Victor Grgurinovic

(1924-11-26)November 26, 1924
DiedNovember 5, 2000(2000-11-05) (aged 75)
Alma materUniversity of Washington
Stanford University
Occupation(s)Co-founder of Fairchild Semiconductor
Professor at Stanford & UC Berkeley
ChildrenNicholas P. Grinich
Anita Grinich
Philip Grinich

Victor Henry Grinich (November 26, 1924 – November 5, 2000) was a pioneer in the semiconductor industry and a member of the "traitorous eight" that founded Silicon Valley.[1][2]

Early life and education[edit]

Born to Croatian immigrant parents, his original surname was Grgurinovic.[1] Born in Aberdeen, Washington, he served in the United States Navy during World War II. To make his last name easier to pronounce during military roll calls, he officially changed it to "Grinich".[1]

Grinich received a bachelor's degree from the University of Washington in 1946 and a master's degree in 1949, and then earned a Ph.D. in 1951 from Stanford University.[3]


Initially a researcher at SRI International, he worked at the seminal Shockley Semiconductor Laboratory of Beckman Instruments, and then left with other disgruntled members of the "traitorous eight" to create the influential Fairchild Semiconductor corporation.[4]

Among the physicists, mathematicians and metallurgists in the group, Grinich was the only electrical engineer.[5]

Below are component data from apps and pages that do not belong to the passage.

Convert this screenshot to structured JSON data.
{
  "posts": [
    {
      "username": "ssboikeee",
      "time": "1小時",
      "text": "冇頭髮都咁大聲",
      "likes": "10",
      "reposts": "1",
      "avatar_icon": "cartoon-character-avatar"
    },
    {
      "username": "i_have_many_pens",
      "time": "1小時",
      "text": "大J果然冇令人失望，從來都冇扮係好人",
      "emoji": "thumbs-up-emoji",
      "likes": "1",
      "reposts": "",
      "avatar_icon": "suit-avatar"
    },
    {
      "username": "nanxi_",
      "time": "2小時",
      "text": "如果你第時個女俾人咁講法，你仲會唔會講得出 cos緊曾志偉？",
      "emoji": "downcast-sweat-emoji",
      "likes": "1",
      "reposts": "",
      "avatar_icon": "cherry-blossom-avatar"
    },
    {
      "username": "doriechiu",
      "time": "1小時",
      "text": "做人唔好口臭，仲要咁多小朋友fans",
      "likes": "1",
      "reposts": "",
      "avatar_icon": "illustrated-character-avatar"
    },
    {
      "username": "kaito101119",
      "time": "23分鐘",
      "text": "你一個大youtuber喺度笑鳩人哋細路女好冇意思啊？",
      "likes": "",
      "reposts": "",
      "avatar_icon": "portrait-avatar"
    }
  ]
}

Grinich left Fairchild in 1968 to study computer science while teaching electrical engineering at UC Berkeley. He later taught at Stanford University as well.[6] In 1975, he published a textbook, Introduction to Integrated Circuits.[7]

In 1978, he was appointed chief executive officer of Identronix, a company that pioneered Radio-frequency identification systems, which are now used extensively in anti-theft tags. In 1985, Grinich founded and became CEO of Escort Memory Systems to commercialize RFID tags for industrial applications. EMS was acquired by Datalogic in 1989.[8]

In 1993, he co-founded Arkos Design, a manufacturer of emulators. The company was acquired by Synopsys in 1995.[9] Grinich retired in 1997 and died of prostate cancer in 2000, three weeks before his 76th birthday.[10]


  1. ^ a b c Gaither, Chris (2000-11-11). "Victor Grinich, 75, Co-Founder Of Upstart Electronics Company". The New York Times. ISSN 0362-4331. Retrieved 2022-06-20.
  2. ^ "The Traitorous Eight Traitorously Leave Shockley Semiconductor". Retrieved 2022-06-20.
  3. ^ "Alumni Profiles". University of Washington. Archived from the original on January 7, 2013. Retrieved January 10, 2013.
  4. ^ McLaughlin, John R.; Weimers, Leigh A.; Winslow, Wardell V. (2008). Silicon Valley: 110 Year Renaissance. Palo Alto, California: Santa Clara Valley Historical Association. p. 54. ISBN 978-0-9649217-4-0.
  5. ^ Chris Gaither (11 November 2000). "Victor Grinich, 75, Co-Founder Of Upstart Electronics Company". The New York Times. p. C 16. Retrieved 2 November 2020.
  6. ^ "The Silicon Engine | People". Computer History Museum. Retrieved January 10, 2013.
  7. ^ Grinich, Victor H.; Jackson, Horace G. (1975). Introduction to integrated circuits. McGraw-Hill. ISBN 0-07-024875-3.
  8. ^ "Company Overview of Escort Memory Systems". Archived from the original on April 10, 2013. Retrieved January 23, 2018.
  9. ^ "Synopsys Acquires Arkos; Technology Supports High-Speed HDL Validation".
  10. ^ "Victor Grinich Dies". The Washington Post. 11 November 2000.